Extracted data entries
━━━━━━━━━━━━━━━━━━━━━━━━━━━━━━

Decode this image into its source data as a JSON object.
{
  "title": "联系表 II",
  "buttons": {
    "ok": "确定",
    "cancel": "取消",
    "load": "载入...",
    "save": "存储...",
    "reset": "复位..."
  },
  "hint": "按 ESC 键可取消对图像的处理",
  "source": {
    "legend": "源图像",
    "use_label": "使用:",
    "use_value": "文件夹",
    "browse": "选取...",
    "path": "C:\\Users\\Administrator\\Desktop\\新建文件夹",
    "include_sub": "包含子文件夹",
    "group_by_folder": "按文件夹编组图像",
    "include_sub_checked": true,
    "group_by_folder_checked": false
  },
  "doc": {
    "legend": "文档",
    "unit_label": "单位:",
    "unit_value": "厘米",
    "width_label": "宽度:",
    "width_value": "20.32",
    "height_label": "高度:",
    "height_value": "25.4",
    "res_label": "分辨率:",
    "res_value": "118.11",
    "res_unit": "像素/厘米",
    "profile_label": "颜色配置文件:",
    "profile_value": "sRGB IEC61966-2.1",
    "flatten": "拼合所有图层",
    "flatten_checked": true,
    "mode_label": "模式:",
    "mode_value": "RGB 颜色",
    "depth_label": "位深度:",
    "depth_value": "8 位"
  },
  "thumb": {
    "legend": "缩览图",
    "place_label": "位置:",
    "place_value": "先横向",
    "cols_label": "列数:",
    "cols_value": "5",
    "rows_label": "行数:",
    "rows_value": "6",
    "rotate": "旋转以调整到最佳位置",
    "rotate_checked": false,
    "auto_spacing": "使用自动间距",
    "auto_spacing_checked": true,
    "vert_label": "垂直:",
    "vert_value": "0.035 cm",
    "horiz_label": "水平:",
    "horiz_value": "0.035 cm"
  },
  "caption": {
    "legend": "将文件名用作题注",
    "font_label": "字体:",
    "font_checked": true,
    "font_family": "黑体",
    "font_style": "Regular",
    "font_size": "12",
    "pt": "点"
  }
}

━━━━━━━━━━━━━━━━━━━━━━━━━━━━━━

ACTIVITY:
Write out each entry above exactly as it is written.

COMPLETED TASK:
Decode this image into its source data as a JSON object.
{
  "title": "联系表 II",
  "buttons": {
    "ok": "确定",
    "cancel": "取消",
    "load": "载入...",
    "save": "存储...",
    "reset": "复位..."
  },
  "hint": "按 ESC 键可取消对图像的处理",
  "source": {
    "legend": "源图像",
    "use_label": "使用:",
    "use_value": "文件夹",
    "browse": "选取...",
    "path": "C:\\Users\\Administrator\\Desktop\\新建文件夹",
    "include_sub": "包含子文件夹",
    "group_by_folder": "按文件夹编组图像",
    "include_sub_checked": true,
    "group_by_folder_checked": false
  },
  "doc": {
    "legend": "文档",
    "unit_label": "单位:",
    "unit_value": "厘米",
    "width_label": "宽度:",
    "width_value": "20.32",
    "height_label": "高度:",
    "height_value": "25.4",
    "res_label": "分辨率:",
    "res_value": "118.11",
    "res_unit": "像素/厘米",
    "profile_label": "颜色配置文件:",
    "profile_value": "sRGB IEC61966-2.1",
    "flatten": "拼合所有图层",
    "flatten_checked": true,
    "mode_label": "模式:",
    "mode_value": "RGB 颜色",
    "depth_label": "位深度:",
    "depth_value": "8 位"
  },
  "thumb": {
    "legend": "缩览图",
    "place_label": "位置:",
    "place_value": "先横向",
    "cols_label": "列数:",
    "cols_value": "5",
    "rows_label": "行数:",
    "rows_value": "6",
    "rotate": "旋转以调整到最佳位置",
    "rotate_checked": false,
    "auto_spacing": "使用自动间距",
    "auto_spacing_checked": true,
    "vert_label": "垂直:",
    "vert_value": "0.035 cm",
    "horiz_label": "水平:",
    "horiz_value": "0.035 cm"
  },
  "caption": {
    "legend": "将文件名用作题注",
    "font_label": "字体:",
    "font_checked": true,
    "font_family": "黑体",
    "font_style": "Regular",
    "font_size": "12",
    "pt": "点"
  }
}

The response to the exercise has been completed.